● **Directions**
The finished copy must match the records exactly, except that it contains no pictures.
BEGIN Data to process
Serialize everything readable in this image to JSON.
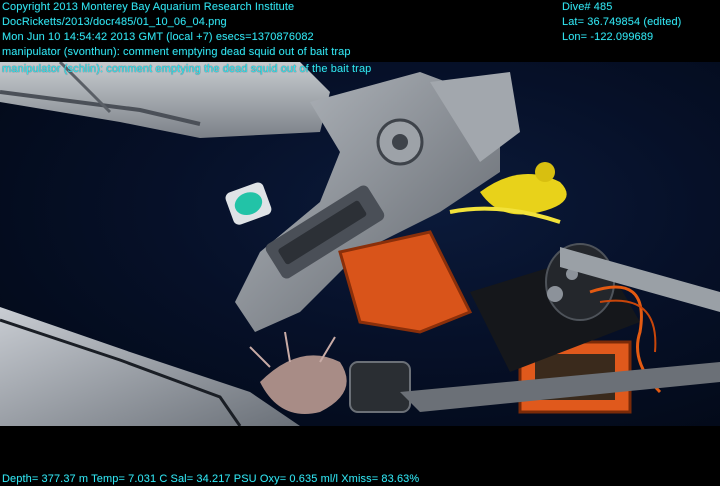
{
  "overlay": {
    "copyright": "Copyright 2013 Monterey Bay Aquarium Research Institute",
    "file_path": "DocRicketts/2013/docr485/01_10_06_04.png",
    "timestamp": "Mon Jun 10 14:54:42 2013 GMT (local +7)  esecs=1370876082",
    "comment_1": "manipulator (svonthun): comment emptying dead squid out of bait trap",
    "comment_2": "manipulator (schlin): comment emptying the dead squid out of the bait trap",
    "dive": "Dive# 485",
    "latitude": "Lat= 36.749854 (edited)",
    "longitude": "Lon= -122.099689",
    "telemetry": "Depth= 377.37 m  Temp= 7.031 C  Sal= 34.217 PSU  Oxy= 0.635 ml/l  Xmiss= 83.63%"
  },
  "colors": {
    "overlay_text": "#33e6f2",
    "water": "#061028",
    "arm_gray": "#8e939a",
    "trap_orange": "#e0591c",
    "rope_yellow": "#e8d21a"
  }
}
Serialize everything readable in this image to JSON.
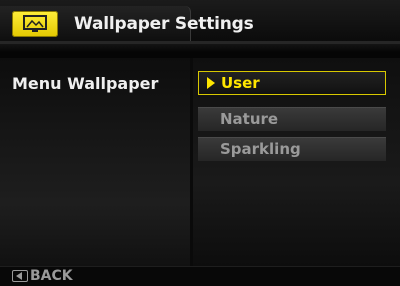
{
  "header": {
    "title": "Wallpaper Settings",
    "icon": "monitor-icon",
    "accent_color": "#ffe600"
  },
  "setting": {
    "label": "Menu Wallpaper"
  },
  "options": [
    {
      "label": "User",
      "selected": true
    },
    {
      "label": "Nature",
      "selected": false
    },
    {
      "label": "Sparkling",
      "selected": false
    }
  ],
  "footer": {
    "back_label": "BACK",
    "back_icon": "back-arrow-icon"
  }
}
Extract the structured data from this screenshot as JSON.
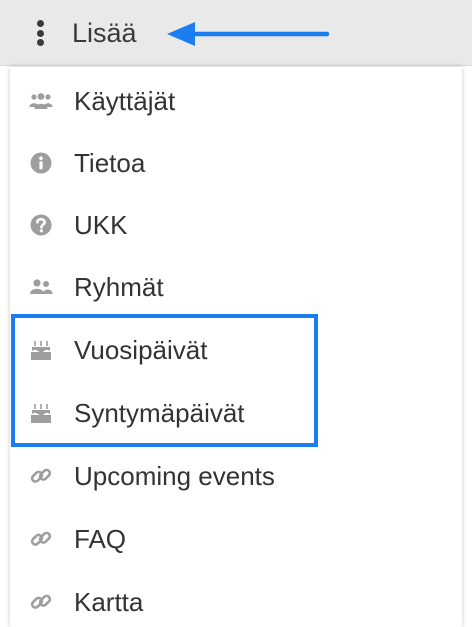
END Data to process
● **Output of the exercise**
Serialize everything readable in this image to JSON.
{
  "overlay": {
    "copyright": "Copyright 2013 Monterey Bay Aquarium Research Institute",
    "file_path": "DocRicketts/2013/docr485/01_10_06_04.png",
    "timestamp": "Mon Jun 10 14:54:42 2013 GMT (local +7)  esecs=1370876082",
    "comment_1": "manipulator (svonthun): comment emptying dead squid out of bait trap",
    "comment_2": "manipulator (schlin): comment emptying the dead squid out of the bait trap",
    "dive": "Dive# 485",
    "latitude": "Lat= 36.749854 (edited)",
    "longitude": "Lon= -122.099689",
    "telemetry": "Depth= 377.37 m  Temp= 7.031 C  Sal= 34.217 PSU  Oxy= 0.635 ml/l  Xmiss= 83.63%"
  },
  "colors": {
    "overlay_text": "#33e6f2",
    "water": "#061028",
    "arm_gray": "#8e939a",
    "trap_orange": "#e0591c",
    "rope_yellow": "#e8d21a"
  }
}
Serialize everything readable in this image to JSON.
{
  "header": {
    "title": "Wallpaper Settings",
    "icon": "monitor-icon",
    "accent_color": "#ffe600"
  },
  "setting": {
    "label": "Menu Wallpaper"
  },
  "options": [
    {
      "label": "User",
      "selected": true
    },
    {
      "label": "Nature",
      "selected": false
    },
    {
      "label": "Sparkling",
      "selected": false
    }
  ],
  "footer": {
    "back_label": "BACK",
    "back_icon": "back-arrow-icon"
  }
}
Extract the structured data from this screenshot as JSON.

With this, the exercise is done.